== Task brief ==
If a record below holds a picture, drop the picture and restate everything else word for word.

== Provided records ==
◇ ◇ ◇ ◇ ◇ ◇ ◇
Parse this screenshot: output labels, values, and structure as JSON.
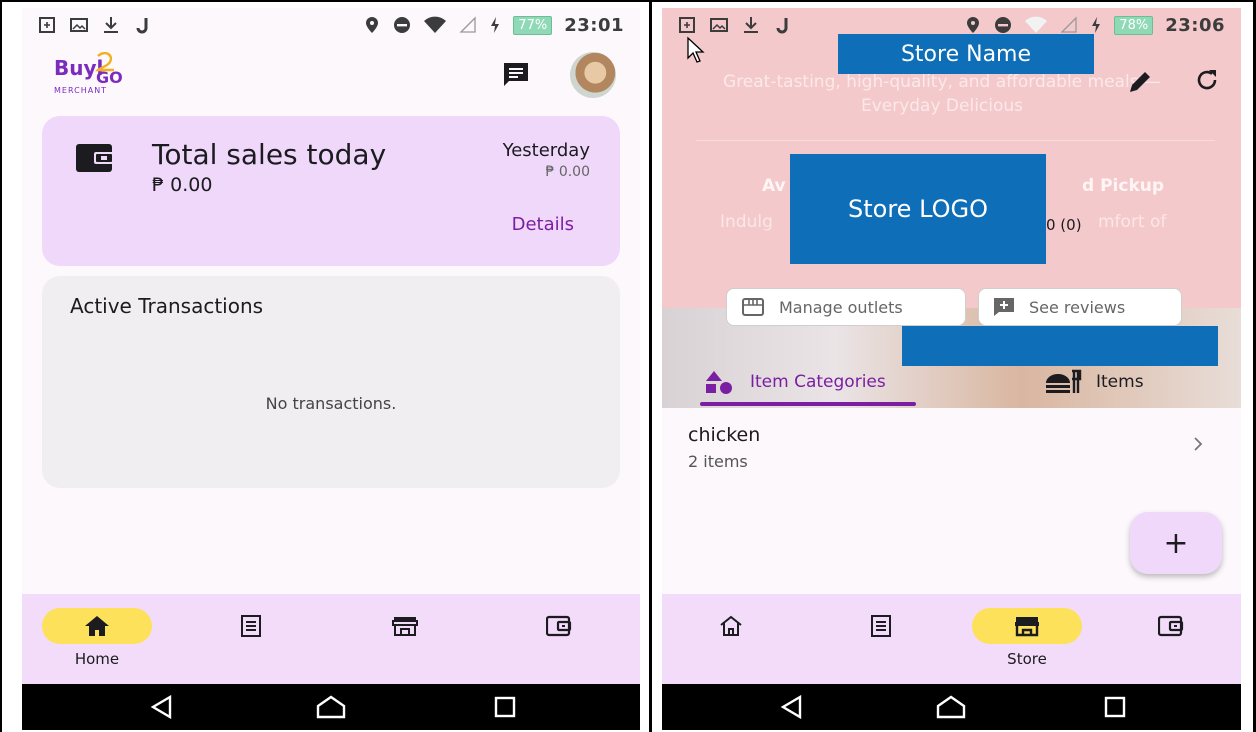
{
  "phone_home": {
    "status": {
      "time": "23:01",
      "battery": "77%"
    },
    "logo_text": {
      "line1": "Buyl",
      "line2": "GO",
      "line3": "MERCHANT"
    },
    "sales": {
      "title": "Total sales today",
      "amount": "₱ 0.00",
      "yesterday_label": "Yesterday",
      "yesterday_amount": "₱ 0.00",
      "details_label": "Details"
    },
    "transactions": {
      "title": "Active Transactions",
      "empty_text": "No transactions."
    },
    "bottom_nav": {
      "items": [
        {
          "icon": "home-icon",
          "label": "Home",
          "active": true
        },
        {
          "icon": "orders-icon",
          "label": "",
          "active": false
        },
        {
          "icon": "store-icon",
          "label": "",
          "active": false
        },
        {
          "icon": "wallet-icon",
          "label": "",
          "active": false
        }
      ]
    }
  },
  "phone_store": {
    "status": {
      "time": "23:06",
      "battery": "78%"
    },
    "store_name_redacted": "Store Name",
    "store_logo_redacted": "Store LOGO",
    "description": "Great-tasting, high-quality, and affordable meals — Everyday Delicious",
    "ghost_labels": {
      "left_heading": "Av",
      "right_heading": "d Pickup",
      "left_text": "Indulg",
      "right_text": "mfort of"
    },
    "rating": "0 (0)",
    "buttons": {
      "manage_outlets": "Manage outlets",
      "see_reviews": "See reviews"
    },
    "tabs": [
      {
        "label": "Item Categories",
        "active": true
      },
      {
        "label": "Items",
        "active": false
      }
    ],
    "categories": [
      {
        "name": "chicken",
        "count": "2 items"
      }
    ],
    "fab_label": "+",
    "bottom_nav": {
      "items": [
        {
          "icon": "home-outline-icon",
          "label": "",
          "active": false
        },
        {
          "icon": "orders-icon",
          "label": "",
          "active": false
        },
        {
          "icon": "store-icon",
          "label": "Store",
          "active": true
        },
        {
          "icon": "wallet-icon",
          "label": "",
          "active": false
        }
      ]
    }
  },
  "colors": {
    "accent_purple": "#7b1fa2",
    "card_lavender": "#f0d8fb",
    "nav_active_yellow": "#fde15a",
    "redaction_blue": "#0e6fb8",
    "hero_pink": "#f4c9cc"
  }
}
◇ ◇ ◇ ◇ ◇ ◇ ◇
== Answer to this task ==
Parse this screenshot: output labels, values, and structure as JSON.
{
  "phone_home": {
    "status": {
      "time": "23:01",
      "battery": "77%"
    },
    "logo_text": {
      "line1": "Buyl",
      "line2": "GO",
      "line3": "MERCHANT"
    },
    "sales": {
      "title": "Total sales today",
      "amount": "₱ 0.00",
      "yesterday_label": "Yesterday",
      "yesterday_amount": "₱ 0.00",
      "details_label": "Details"
    },
    "transactions": {
      "title": "Active Transactions",
      "empty_text": "No transactions."
    },
    "bottom_nav": {
      "items": [
        {
          "icon": "home-icon",
          "label": "Home",
          "active": true
        },
        {
          "icon": "orders-icon",
          "label": "",
          "active": false
        },
        {
          "icon": "store-icon",
          "label": "",
          "active": false
        },
        {
          "icon": "wallet-icon",
          "label": "",
          "active": false
        }
      ]
    }
  },
  "phone_store": {
    "status": {
      "time": "23:06",
      "battery": "78%"
    },
    "store_name_redacted": "Store Name",
    "store_logo_redacted": "Store LOGO",
    "description": "Great-tasting, high-quality, and affordable meals — Everyday Delicious",
    "ghost_labels": {
      "left_heading": "Av",
      "right_heading": "d Pickup",
      "left_text": "Indulg",
      "right_text": "mfort of"
    },
    "rating": "0 (0)",
    "buttons": {
      "manage_outlets": "Manage outlets",
      "see_reviews": "See reviews"
    },
    "tabs": [
      {
        "label": "Item Categories",
        "active": true
      },
      {
        "label": "Items",
        "active": false
      }
    ],
    "categories": [
      {
        "name": "chicken",
        "count": "2 items"
      }
    ],
    "fab_label": "+",
    "bottom_nav": {
      "items": [
        {
          "icon": "home-outline-icon",
          "label": "",
          "active": false
        },
        {
          "icon": "orders-icon",
          "label": "",
          "active": false
        },
        {
          "icon": "store-icon",
          "label": "Store",
          "active": true
        },
        {
          "icon": "wallet-icon",
          "label": "",
          "active": false
        }
      ]
    }
  },
  "colors": {
    "accent_purple": "#7b1fa2",
    "card_lavender": "#f0d8fb",
    "nav_active_yellow": "#fde15a",
    "redaction_blue": "#0e6fb8",
    "hero_pink": "#f4c9cc"
  }
}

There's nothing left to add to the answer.